The June 12 planning commission hearing is not slated to address the specifics of the Tulane project in particular. Instead, the agenda item is “to consider the establishment of an Interim Zoning district, to prohibit the construction of any building or facility within college and university campuses that will result in a building or facility in excess of 250,000 square feet of gross floor area and will cover a footprint of more than 50,000 square feet within any residential zoning district” in older areas of the city.
The issue debated that day will likely be along the same lines as the contentious May meeting in which the City Council proposed the interim zoning district, as planning commissioners decide whether the city should give itself jurisdiction over a stadium-sized project on a university campus. Their decision will come in the form of a recommendation back to the City Council, who will then vote again on the concept. By that time, the council’s June 1 deadline to select a temporary District B council member will have passed, meaning that either the council has reconvened to make a choice or that the selection has fallen to Mayor Mitch Landrieu.
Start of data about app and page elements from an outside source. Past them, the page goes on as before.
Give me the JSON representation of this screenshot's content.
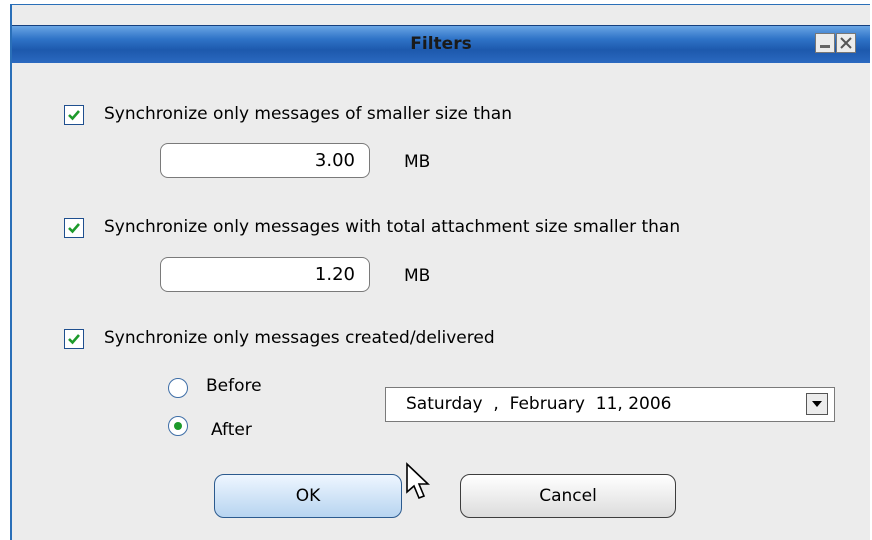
{
  "window": {
    "title": "Filters",
    "minimize_icon": "minimize-icon",
    "close_icon": "close-icon"
  },
  "size_filter": {
    "checked": true,
    "label": "Synchronize only messages of smaller size than",
    "value": "3.00",
    "unit": "MB"
  },
  "attachment_filter": {
    "checked": true,
    "label": "Synchronize only messages with total attachment size smaller than",
    "value": "1.20",
    "unit": "MB"
  },
  "date_filter": {
    "checked": true,
    "label": "Synchronize only messages created/delivered",
    "options": [
      {
        "label": "Before",
        "selected": false
      },
      {
        "label": "After",
        "selected": true
      }
    ],
    "date_value": "Saturday  ,  February  11, 2006"
  },
  "buttons": {
    "ok": "OK",
    "cancel": "Cancel"
  },
  "colors": {
    "titlebar": "#2f73c7",
    "checkmark": "#1d9a2b",
    "dialog_bg": "#ececec"
  }
}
If the interim zoning district passes, Tulane will then have the opportunity to appeal it, which starts yet another round of review — this time, explicitly about the particulars of the Tulane project. Like any other request for a land-use change, the stadium issues will be heard first by the City Planning Commission, then by the City Council.
The interim zoning district “doesn’t mean stop it,” said Kelly Butler, who handles land-use issues in Councilwoman Susan Guidry’s office. “It just means ‘prohibit’ it without further review.”
While that process begins, Tulane will begin rolling out the details of various aspects of its stadium proposal in a series of community meetings. The first will be held at 6 p.m. Wednesday, June 6, about the stadium’s “design and usage,” university spokesman Mike Strecker said in an email. The meeting location has been changed to room 201 of Richardson Memorial Hall (just off St. Charles Avenue on the Gibson quad).
Traffic and parking issues will be discussed at 6 p.m. June 18, and the final community meeting is scheduled for July 11.